**Working data:**
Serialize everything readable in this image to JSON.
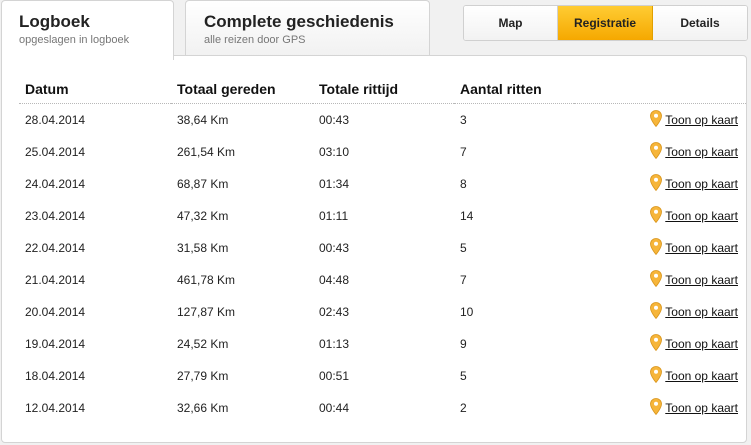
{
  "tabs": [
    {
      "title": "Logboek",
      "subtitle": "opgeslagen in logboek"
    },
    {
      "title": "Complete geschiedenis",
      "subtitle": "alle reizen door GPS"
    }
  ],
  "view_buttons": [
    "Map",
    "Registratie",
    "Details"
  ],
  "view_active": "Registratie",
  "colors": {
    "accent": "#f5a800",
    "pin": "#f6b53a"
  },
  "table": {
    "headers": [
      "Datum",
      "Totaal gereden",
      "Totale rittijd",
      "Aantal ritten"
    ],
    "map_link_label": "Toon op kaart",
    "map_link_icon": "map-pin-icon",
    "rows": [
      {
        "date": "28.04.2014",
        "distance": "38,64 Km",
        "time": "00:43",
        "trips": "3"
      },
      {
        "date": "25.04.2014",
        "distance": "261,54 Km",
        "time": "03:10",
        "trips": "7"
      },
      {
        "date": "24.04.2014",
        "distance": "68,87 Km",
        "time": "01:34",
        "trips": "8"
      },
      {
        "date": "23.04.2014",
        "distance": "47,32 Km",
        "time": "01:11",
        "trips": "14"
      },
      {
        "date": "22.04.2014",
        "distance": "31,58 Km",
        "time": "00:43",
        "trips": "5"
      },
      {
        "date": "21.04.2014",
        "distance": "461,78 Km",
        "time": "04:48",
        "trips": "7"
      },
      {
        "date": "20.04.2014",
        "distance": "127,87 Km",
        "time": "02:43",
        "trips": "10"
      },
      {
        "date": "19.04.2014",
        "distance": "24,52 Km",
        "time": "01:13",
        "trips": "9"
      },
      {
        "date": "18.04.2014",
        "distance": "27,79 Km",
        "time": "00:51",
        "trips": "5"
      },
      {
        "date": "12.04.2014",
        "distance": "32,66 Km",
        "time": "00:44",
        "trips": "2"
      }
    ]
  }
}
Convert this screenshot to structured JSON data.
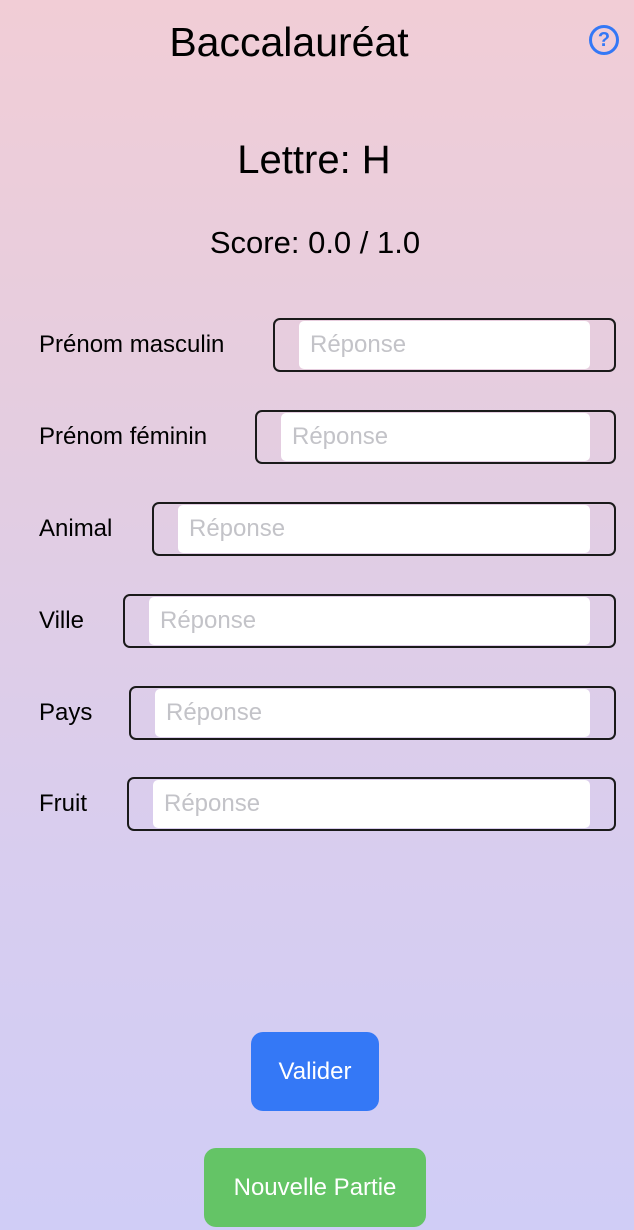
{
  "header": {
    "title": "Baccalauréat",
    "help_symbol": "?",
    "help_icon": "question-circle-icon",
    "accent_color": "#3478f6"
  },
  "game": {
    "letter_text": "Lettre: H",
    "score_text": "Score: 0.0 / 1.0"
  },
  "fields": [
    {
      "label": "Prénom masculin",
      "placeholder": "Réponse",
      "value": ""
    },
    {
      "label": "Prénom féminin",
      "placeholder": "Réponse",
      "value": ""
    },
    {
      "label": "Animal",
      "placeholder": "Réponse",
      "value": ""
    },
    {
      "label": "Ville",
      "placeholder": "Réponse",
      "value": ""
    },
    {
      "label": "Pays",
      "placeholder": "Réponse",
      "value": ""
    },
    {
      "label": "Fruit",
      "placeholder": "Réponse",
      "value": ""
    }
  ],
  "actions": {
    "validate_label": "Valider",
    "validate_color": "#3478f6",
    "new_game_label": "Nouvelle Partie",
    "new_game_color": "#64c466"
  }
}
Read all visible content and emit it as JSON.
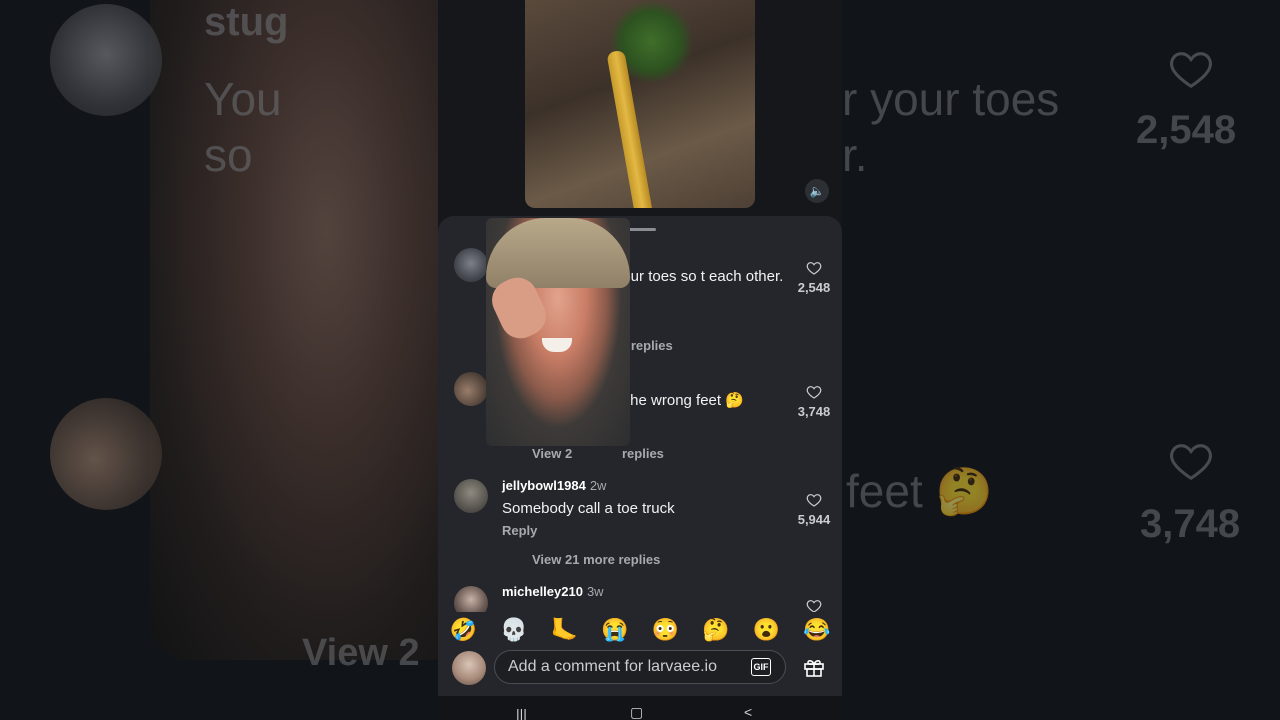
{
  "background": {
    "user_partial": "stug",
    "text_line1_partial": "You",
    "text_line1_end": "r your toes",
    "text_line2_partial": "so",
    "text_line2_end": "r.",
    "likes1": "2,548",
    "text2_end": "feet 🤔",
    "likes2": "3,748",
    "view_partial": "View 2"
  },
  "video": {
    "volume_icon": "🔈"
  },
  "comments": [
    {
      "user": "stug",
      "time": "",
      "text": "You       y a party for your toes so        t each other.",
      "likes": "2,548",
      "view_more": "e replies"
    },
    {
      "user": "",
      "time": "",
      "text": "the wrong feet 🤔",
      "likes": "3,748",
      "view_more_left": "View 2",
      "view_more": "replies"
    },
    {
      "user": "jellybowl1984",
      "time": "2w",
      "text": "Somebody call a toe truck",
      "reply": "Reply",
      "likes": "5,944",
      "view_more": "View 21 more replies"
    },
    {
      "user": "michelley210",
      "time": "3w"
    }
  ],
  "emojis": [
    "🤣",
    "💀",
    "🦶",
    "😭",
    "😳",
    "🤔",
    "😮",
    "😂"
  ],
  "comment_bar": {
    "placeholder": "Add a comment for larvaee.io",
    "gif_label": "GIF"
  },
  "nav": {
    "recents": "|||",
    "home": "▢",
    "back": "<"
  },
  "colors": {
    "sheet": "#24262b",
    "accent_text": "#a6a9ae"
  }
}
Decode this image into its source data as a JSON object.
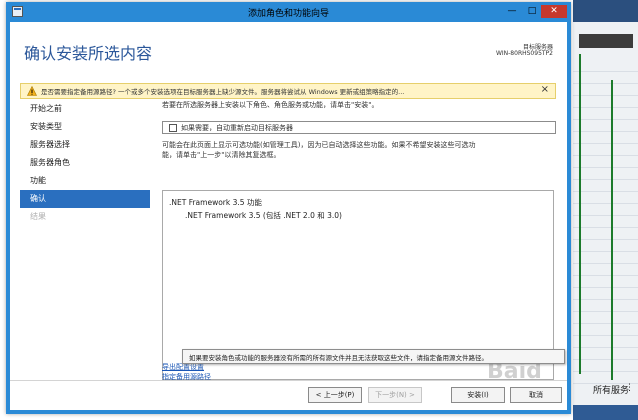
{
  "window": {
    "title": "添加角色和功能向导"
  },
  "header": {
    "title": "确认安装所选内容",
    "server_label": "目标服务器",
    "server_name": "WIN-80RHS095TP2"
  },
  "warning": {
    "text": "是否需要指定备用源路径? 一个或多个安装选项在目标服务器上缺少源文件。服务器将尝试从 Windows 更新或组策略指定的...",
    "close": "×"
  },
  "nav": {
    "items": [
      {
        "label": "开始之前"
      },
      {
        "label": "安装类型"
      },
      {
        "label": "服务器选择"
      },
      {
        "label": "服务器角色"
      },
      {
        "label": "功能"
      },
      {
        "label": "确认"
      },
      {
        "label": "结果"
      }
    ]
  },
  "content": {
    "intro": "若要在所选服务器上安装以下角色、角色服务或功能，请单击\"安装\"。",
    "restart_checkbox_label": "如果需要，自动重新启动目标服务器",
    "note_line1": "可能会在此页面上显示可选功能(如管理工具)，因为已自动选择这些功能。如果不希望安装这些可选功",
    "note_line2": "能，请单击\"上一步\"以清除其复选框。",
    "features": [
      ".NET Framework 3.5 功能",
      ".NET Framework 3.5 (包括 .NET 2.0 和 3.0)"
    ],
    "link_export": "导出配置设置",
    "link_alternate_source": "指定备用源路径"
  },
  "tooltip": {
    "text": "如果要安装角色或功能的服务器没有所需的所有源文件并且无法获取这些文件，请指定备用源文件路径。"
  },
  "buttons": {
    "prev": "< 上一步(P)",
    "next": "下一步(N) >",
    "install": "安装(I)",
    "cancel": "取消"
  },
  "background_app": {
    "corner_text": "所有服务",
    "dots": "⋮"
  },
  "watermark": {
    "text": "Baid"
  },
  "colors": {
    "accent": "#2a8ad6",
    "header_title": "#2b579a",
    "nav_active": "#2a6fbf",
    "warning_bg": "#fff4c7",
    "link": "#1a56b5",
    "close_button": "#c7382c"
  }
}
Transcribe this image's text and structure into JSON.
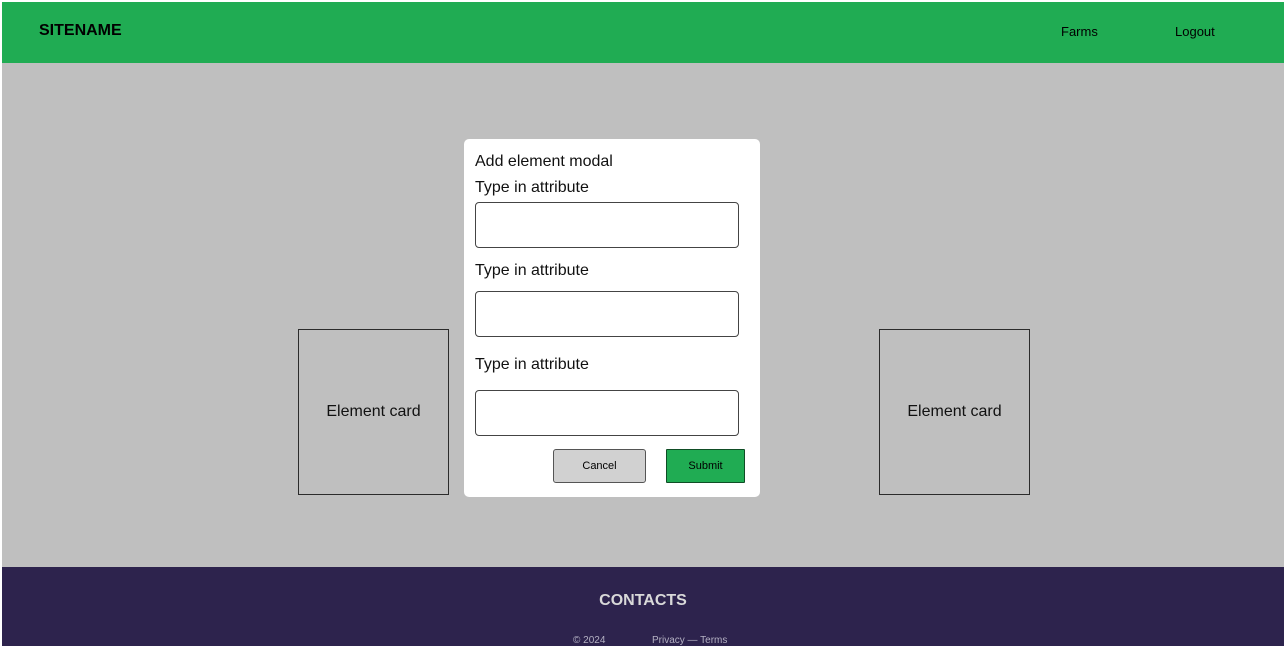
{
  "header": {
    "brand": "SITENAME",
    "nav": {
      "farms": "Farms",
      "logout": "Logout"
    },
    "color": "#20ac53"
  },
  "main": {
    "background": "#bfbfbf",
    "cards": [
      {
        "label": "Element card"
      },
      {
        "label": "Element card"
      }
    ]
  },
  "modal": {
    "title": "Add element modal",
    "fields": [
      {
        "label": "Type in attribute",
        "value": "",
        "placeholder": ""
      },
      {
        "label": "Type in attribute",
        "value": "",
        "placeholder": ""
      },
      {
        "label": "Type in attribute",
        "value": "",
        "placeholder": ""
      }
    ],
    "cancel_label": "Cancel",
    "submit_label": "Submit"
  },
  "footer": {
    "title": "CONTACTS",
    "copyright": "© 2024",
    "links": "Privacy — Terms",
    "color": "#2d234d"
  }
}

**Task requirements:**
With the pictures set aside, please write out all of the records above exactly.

**Result:**
Serialize everything readable in this image to JSON.
{
  "tabs": [
    {
      "title": "Logboek",
      "subtitle": "opgeslagen in logboek"
    },
    {
      "title": "Complete geschiedenis",
      "subtitle": "alle reizen door GPS"
    }
  ],
  "view_buttons": [
    "Map",
    "Registratie",
    "Details"
  ],
  "view_active": "Registratie",
  "colors": {
    "accent": "#f5a800",
    "pin": "#f6b53a"
  },
  "table": {
    "headers": [
      "Datum",
      "Totaal gereden",
      "Totale rittijd",
      "Aantal ritten"
    ],
    "map_link_label": "Toon op kaart",
    "map_link_icon": "map-pin-icon",
    "rows": [
      {
        "date": "28.04.2014",
        "distance": "38,64 Km",
        "time": "00:43",
        "trips": "3"
      },
      {
        "date": "25.04.2014",
        "distance": "261,54 Km",
        "time": "03:10",
        "trips": "7"
      },
      {
        "date": "24.04.2014",
        "distance": "68,87 Km",
        "time": "01:34",
        "trips": "8"
      },
      {
        "date": "23.04.2014",
        "distance": "47,32 Km",
        "time": "01:11",
        "trips": "14"
      },
      {
        "date": "22.04.2014",
        "distance": "31,58 Km",
        "time": "00:43",
        "trips": "5"
      },
      {
        "date": "21.04.2014",
        "distance": "461,78 Km",
        "time": "04:48",
        "trips": "7"
      },
      {
        "date": "20.04.2014",
        "distance": "127,87 Km",
        "time": "02:43",
        "trips": "10"
      },
      {
        "date": "19.04.2014",
        "distance": "24,52 Km",
        "time": "01:13",
        "trips": "9"
      },
      {
        "date": "18.04.2014",
        "distance": "27,79 Km",
        "time": "00:51",
        "trips": "5"
      },
      {
        "date": "12.04.2014",
        "distance": "32,66 Km",
        "time": "00:44",
        "trips": "2"
      }
    ]
  }
}
Convert this screenshot to structured JSON data.
{
  "header": {
    "title": "Baccalauréat",
    "help_symbol": "?",
    "help_icon": "question-circle-icon",
    "accent_color": "#3478f6"
  },
  "game": {
    "letter_text": "Lettre: H",
    "score_text": "Score: 0.0 / 1.0"
  },
  "fields": [
    {
      "label": "Prénom masculin",
      "placeholder": "Réponse",
      "value": ""
    },
    {
      "label": "Prénom féminin",
      "placeholder": "Réponse",
      "value": ""
    },
    {
      "label": "Animal",
      "placeholder": "Réponse",
      "value": ""
    },
    {
      "label": "Ville",
      "placeholder": "Réponse",
      "value": ""
    },
    {
      "label": "Pays",
      "placeholder": "Réponse",
      "value": ""
    },
    {
      "label": "Fruit",
      "placeholder": "Réponse",
      "value": ""
    }
  ],
  "actions": {
    "validate_label": "Valider",
    "validate_color": "#3478f6",
    "new_game_label": "Nouvelle Partie",
    "new_game_color": "#64c466"
  }
}
Read all visible content and emit it as JSON.
{
  "background": {
    "user_partial": "stug",
    "text_line1_partial": "You",
    "text_line1_end": "r your toes",
    "text_line2_partial": "so",
    "text_line2_end": "r.",
    "likes1": "2,548",
    "text2_end": "feet 🤔",
    "likes2": "3,748",
    "view_partial": "View 2"
  },
  "video": {
    "volume_icon": "🔈"
  },
  "comments": [
    {
      "user": "stug",
      "time": "",
      "text": "You       y a party for your toes so        t each other.",
      "likes": "2,548",
      "view_more": "e replies"
    },
    {
      "user": "",
      "time": "",
      "text": "the wrong feet 🤔",
      "likes": "3,748",
      "view_more_left": "View 2",
      "view_more": "replies"
    },
    {
      "user": "jellybowl1984",
      "time": "2w",
      "text": "Somebody call a toe truck",
      "reply": "Reply",
      "likes": "5,944",
      "view_more": "View 21 more replies"
    },
    {
      "user": "michelley210",
      "time": "3w"
    }
  ],
  "emojis": [
    "🤣",
    "💀",
    "🦶",
    "😭",
    "😳",
    "🤔",
    "😮",
    "😂"
  ],
  "comment_bar": {
    "placeholder": "Add a comment for larvaee.io",
    "gif_label": "GIF"
  },
  "nav": {
    "recents": "|||",
    "home": "▢",
    "back": "<"
  },
  "colors": {
    "sheet": "#24262b",
    "accent_text": "#a6a9ae"
  }
}
Decode this image into its source data as a JSON object.
{
  "window": {
    "title": "添加角色和功能向导"
  },
  "header": {
    "title": "确认安装所选内容",
    "server_label": "目标服务器",
    "server_name": "WIN-80RHS095TP2"
  },
  "warning": {
    "text": "是否需要指定备用源路径? 一个或多个安装选项在目标服务器上缺少源文件。服务器将尝试从 Windows 更新或组策略指定的...",
    "close": "×"
  },
  "nav": {
    "items": [
      {
        "label": "开始之前"
      },
      {
        "label": "安装类型"
      },
      {
        "label": "服务器选择"
      },
      {
        "label": "服务器角色"
      },
      {
        "label": "功能"
      },
      {
        "label": "确认"
      },
      {
        "label": "结果"
      }
    ]
  },
  "content": {
    "intro": "若要在所选服务器上安装以下角色、角色服务或功能，请单击\"安装\"。",
    "restart_checkbox_label": "如果需要，自动重新启动目标服务器",
    "note_line1": "可能会在此页面上显示可选功能(如管理工具)，因为已自动选择这些功能。如果不希望安装这些可选功",
    "note_line2": "能，请单击\"上一步\"以清除其复选框。",
    "features": [
      ".NET Framework 3.5 功能",
      ".NET Framework 3.5 (包括 .NET 2.0 和 3.0)"
    ],
    "link_export": "导出配置设置",
    "link_alternate_source": "指定备用源路径"
  },
  "tooltip": {
    "text": "如果要安装角色或功能的服务器没有所需的所有源文件并且无法获取这些文件，请指定备用源文件路径。"
  },
  "buttons": {
    "prev": "< 上一步(P)",
    "next": "下一步(N) >",
    "install": "安装(I)",
    "cancel": "取消"
  },
  "background_app": {
    "corner_text": "所有服务",
    "dots": "⋮"
  },
  "watermark": {
    "text": "Baid"
  },
  "colors": {
    "accent": "#2a8ad6",
    "header_title": "#2b579a",
    "nav_active": "#2a6fbf",
    "warning_bg": "#fff4c7",
    "link": "#1a56b5",
    "close_button": "#c7382c"
  }
}
Transcribe this image's text and structure into JSON.
{
  "header": {
    "brand": "SITENAME",
    "nav": {
      "farms": "Farms",
      "logout": "Logout"
    },
    "color": "#20ac53"
  },
  "main": {
    "background": "#bfbfbf",
    "cards": [
      {
        "label": "Element card"
      },
      {
        "label": "Element card"
      }
    ]
  },
  "modal": {
    "title": "Add element modal",
    "fields": [
      {
        "label": "Type in attribute",
        "value": "",
        "placeholder": ""
      },
      {
        "label": "Type in attribute",
        "value": "",
        "placeholder": ""
      },
      {
        "label": "Type in attribute",
        "value": "",
        "placeholder": ""
      }
    ],
    "cancel_label": "Cancel",
    "submit_label": "Submit"
  },
  "footer": {
    "title": "CONTACTS",
    "copyright": "© 2024",
    "links": "Privacy — Terms",
    "color": "#2d234d"
  }
}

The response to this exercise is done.